Appellant also is unable to invoke federal court jurisdiction under 28 U.S.C. 1361 and 28 U.S.C. 1651. Section 1361 gives district courts jurisdiction to compel an officer of the United States to perform a duty owed to the plaintiff. Section 1651 permits federal courts to issue "all writs necessary or appropriate in aid of their respective jurisdictions and agreeable to the usages and principles of law." Neither of these provisions provides an independent basis for jurisdiction in this case. These provisions can be invoked only after a federal court already possesses jurisdiction.
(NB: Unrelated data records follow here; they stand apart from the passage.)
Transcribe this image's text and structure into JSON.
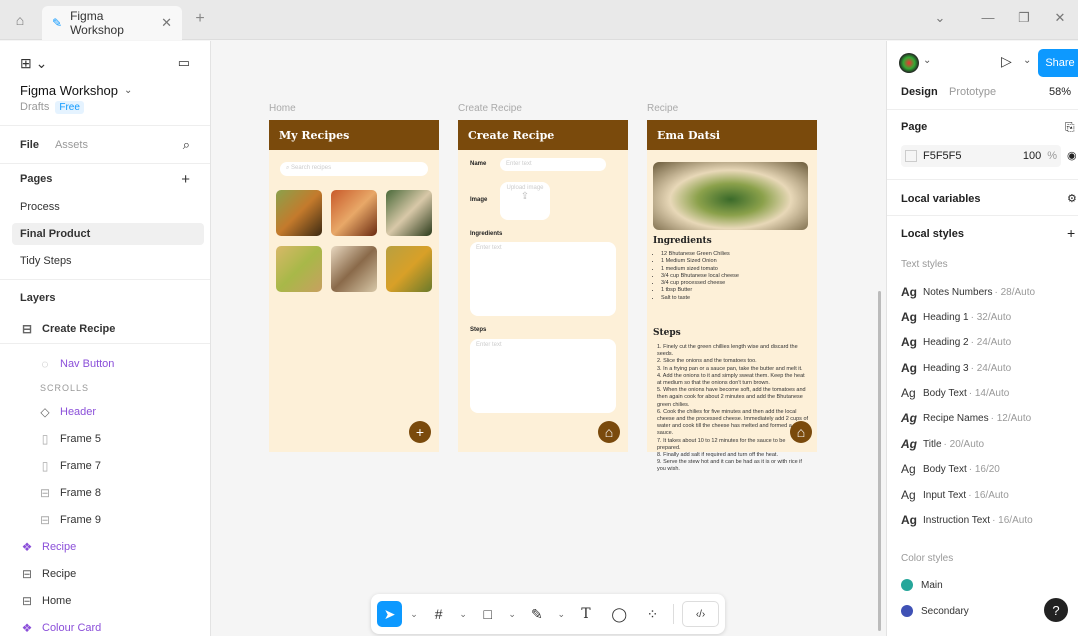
{
  "titlebar": {
    "tab_title": "Figma Workshop"
  },
  "left": {
    "file_name": "Figma Workshop",
    "drafts": "Drafts",
    "plan": "Free",
    "tabs": {
      "file": "File",
      "assets": "Assets"
    },
    "pages_title": "Pages",
    "pages": [
      {
        "label": "Process"
      },
      {
        "label": "Final Product"
      },
      {
        "label": "Tidy Steps"
      }
    ],
    "layers_title": "Layers",
    "layers": [
      {
        "label": "Create Recipe",
        "icon": "frame-grid-icon"
      },
      {
        "label": "Nav Button",
        "icon": "component-instance-icon"
      },
      {
        "label": "SCROLLS",
        "icon": ""
      },
      {
        "label": "Header",
        "icon": "diamond-icon"
      },
      {
        "label": "Frame 5",
        "icon": "vertical-frame-icon"
      },
      {
        "label": "Frame 7",
        "icon": "vertical-frame-icon"
      },
      {
        "label": "Frame 8",
        "icon": "frame-grid-icon"
      },
      {
        "label": "Frame 9",
        "icon": "frame-grid-icon"
      },
      {
        "label": "Recipe",
        "icon": "component-icon"
      },
      {
        "label": "Recipe",
        "icon": "frame-grid-icon"
      },
      {
        "label": "Home",
        "icon": "frame-grid-icon"
      },
      {
        "label": "Colour Card",
        "icon": "component-icon"
      }
    ]
  },
  "canvas": {
    "frames": {
      "home": {
        "label": "Home",
        "title": "My Recipes",
        "search_placeholder": "Search recipes"
      },
      "create": {
        "label": "Create Recipe",
        "title": "Create Recipe",
        "name_label": "Name",
        "name_placeholder": "Enter text",
        "image_label": "Image",
        "image_placeholder": "Upload image",
        "ingredients_label": "Ingredients",
        "ingredients_placeholder": "Enter text",
        "steps_label": "Steps",
        "steps_placeholder": "Enter text"
      },
      "recipe": {
        "label": "Recipe",
        "title": "Ema Datsi",
        "ingredients_title": "Ingredients",
        "ingredients": [
          "12 Bhutanese Green Chilies",
          "1 Medium Sized Onion",
          "1 medium sized tomato",
          "3/4 cup Bhutanese local cheese",
          "3/4 cup processed cheese",
          "1 tbsp Butter",
          "Salt to taste"
        ],
        "steps_title": "Steps",
        "steps": [
          "1. Finely cut the green chillies length wise and discard the seeds.",
          "2. Slice the onions and the tomatoes too.",
          "3. In a frying pan or a sauce pan, take the butter and melt it.",
          "4. Add the onions to it and simply sweat them. Keep the heat at medium so that the onions don't turn brown.",
          "5. When the onions have become soft, add the tomatoes and then again cook for about 2 minutes and add the Bhutanese green chilies.",
          "6. Cook the chilies for five minutes and then add the local cheese and the processed cheese. Immediately add 2 cups of water and cook till the cheese has melted and formed a nice sauce.",
          "7. It takes about 10 to 12 minutes for the sauce to be prepared.",
          "8. Finally add salt if required and turn off the heat.",
          "9. Serve the stew hot and it can be had as it is or with rice if you wish."
        ]
      }
    }
  },
  "right": {
    "share": "Share",
    "tabs": {
      "design": "Design",
      "prototype": "Prototype"
    },
    "zoom": "58%",
    "page_title": "Page",
    "page_color": "F5F5F5",
    "page_opacity": "100",
    "page_opacity_unit": "%",
    "local_variables": "Local variables",
    "local_styles": "Local styles",
    "text_styles_title": "Text styles",
    "text_styles": [
      {
        "name": "Notes Numbers",
        "spec": "· 28/Auto"
      },
      {
        "name": "Heading 1",
        "spec": "· 32/Auto"
      },
      {
        "name": "Heading 2",
        "spec": "· 24/Auto"
      },
      {
        "name": "Heading 3",
        "spec": "· 24/Auto"
      },
      {
        "name": "Body Text",
        "spec": "· 14/Auto"
      },
      {
        "name": "Recipe Names",
        "spec": "· 12/Auto"
      },
      {
        "name": "Title",
        "spec": "· 20/Auto"
      },
      {
        "name": "Body Text",
        "spec": "· 16/20"
      },
      {
        "name": "Input Text",
        "spec": "· 16/Auto"
      },
      {
        "name": "Instruction Text",
        "spec": "· 16/Auto"
      }
    ],
    "ag": "Ag",
    "color_styles_title": "Color styles",
    "color_styles": [
      {
        "name": "Main",
        "color": "#26a69a"
      },
      {
        "name": "Secondary",
        "color": "#3f51b5"
      }
    ]
  },
  "colors": {
    "accent": "#0d99ff",
    "brand_brown": "#7a4a0c",
    "frame_bg": "#fdf0d8"
  }
}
Commercial Sec. Bank v. Walker Bank & Trust Co., 456 F.2d 1352, 1355 (10th Cir.1972) (1651 is not an independent grant of jurisdiction; it merely permits federal courts to issue writs in aid of jurisdiction already lawfully acquired); Starbuck v. City and County of San Francisco, 556 F.2d 450, 459 n. 18 (9th Cir.1977) (1361 does not provide an independent ground for jurisdiction); Andrean v. Secretary of U.S. Army, 840 F.Supp. 1414, 1420 (D.Kan.1993) (1361 does not confer an independent basis of federal court jurisdiction).


For the above stated reasons the district court is AFFIRMED. The mandate shall issue forthwith.


This order and judgment is not binding precedent, except under the doctrines of law of the case, res judicata, and collateral estoppel. The court generally disfavors the citation of orders and judgments; nevertheless, an order and judgment may be cited under the terms and conditions of the court's General Order filed November 29, 1993. 151 F.R.D. 470


We found the appellant in Galaviz-Medina was constructively in INS custody because the INS had issued a detainer plus a final order of deportation against him. Id